New search terms pop up on the Used.ca the top 100 list

Sooke businesses cope with closures in midst of COVID-19

Sooke Region Chamber of Commerce helping local business deal with pandemic

COVID-19: Coping with isolation, stress and anxiety

Centre for Addiction and Mental Health shares useful information on coping with pandemic

Canada expands 75% wage subsidy to COVID-19 affected businesses of all sizes: Trudeau

Program will provide up to $847 per week for each worker

COVID-19: A message from the publisher

We will be making some changes to our print editions during these unprecedented times

LifeLabs reducing public hours as it assists with COVID-19 testing

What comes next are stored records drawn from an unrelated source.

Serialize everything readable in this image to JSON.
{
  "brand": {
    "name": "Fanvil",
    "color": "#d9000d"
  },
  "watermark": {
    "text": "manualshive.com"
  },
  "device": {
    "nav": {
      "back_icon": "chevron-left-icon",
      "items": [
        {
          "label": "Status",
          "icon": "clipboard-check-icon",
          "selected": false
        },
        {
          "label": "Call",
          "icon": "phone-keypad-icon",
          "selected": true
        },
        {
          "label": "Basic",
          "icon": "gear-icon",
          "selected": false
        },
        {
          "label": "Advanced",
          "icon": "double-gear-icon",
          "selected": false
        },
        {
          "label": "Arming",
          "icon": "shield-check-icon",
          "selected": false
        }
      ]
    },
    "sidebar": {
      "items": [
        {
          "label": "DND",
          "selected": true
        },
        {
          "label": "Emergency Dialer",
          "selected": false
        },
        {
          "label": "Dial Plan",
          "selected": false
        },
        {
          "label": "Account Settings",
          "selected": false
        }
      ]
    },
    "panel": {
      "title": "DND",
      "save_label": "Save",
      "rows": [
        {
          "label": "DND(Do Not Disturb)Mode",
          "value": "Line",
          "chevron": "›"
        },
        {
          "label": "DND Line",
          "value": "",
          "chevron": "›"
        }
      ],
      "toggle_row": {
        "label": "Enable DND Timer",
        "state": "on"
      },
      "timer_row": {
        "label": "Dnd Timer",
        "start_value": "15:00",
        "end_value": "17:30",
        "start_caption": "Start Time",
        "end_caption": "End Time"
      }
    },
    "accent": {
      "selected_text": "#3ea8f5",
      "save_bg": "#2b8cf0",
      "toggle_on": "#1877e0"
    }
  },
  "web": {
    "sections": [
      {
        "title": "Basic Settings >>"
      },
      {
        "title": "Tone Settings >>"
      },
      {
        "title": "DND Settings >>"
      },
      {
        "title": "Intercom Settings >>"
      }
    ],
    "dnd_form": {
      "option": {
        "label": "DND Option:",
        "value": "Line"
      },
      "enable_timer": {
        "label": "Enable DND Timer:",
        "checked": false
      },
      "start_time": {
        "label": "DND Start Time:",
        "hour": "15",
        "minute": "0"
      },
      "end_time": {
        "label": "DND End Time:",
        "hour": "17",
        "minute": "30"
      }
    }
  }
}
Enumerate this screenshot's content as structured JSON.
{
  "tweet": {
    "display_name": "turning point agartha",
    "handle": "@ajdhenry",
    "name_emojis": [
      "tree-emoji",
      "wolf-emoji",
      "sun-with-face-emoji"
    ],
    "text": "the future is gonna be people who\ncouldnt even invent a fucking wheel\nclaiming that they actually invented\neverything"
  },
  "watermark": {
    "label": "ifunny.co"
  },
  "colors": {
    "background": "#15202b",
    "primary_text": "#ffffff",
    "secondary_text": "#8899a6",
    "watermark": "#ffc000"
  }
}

Coronavirus tests not done at B.C. patient centres, referrals only

24,000 Canadian Forces members ready for COVID-19 response: Defence Minister

No direct requests made by premiers yet, national defence minister says

IN DEPTH: How B.C. emptied its hospitals to prepare for COVID-19

Thousands of beds have been freed up, but patients and seniors have had to sacrifice

‘Nothing concrete’: Tenants, landlords lack details after B.C. unveils COVID-19 rental aid

Single mom in Golden says she’s already going to the food bank after being laid off

B.C. is seeing the highest rate of COVID-19 recovery in Canada, and there’s a few reasons why

British Columbia was one of the first to see rise in COVID-19 cases, and has also switched up testing

Crucial details of Ottawa’s proposed wage subsidy program expected today

The government has rolled out a bailout package totalling more than $200 billion

Most Read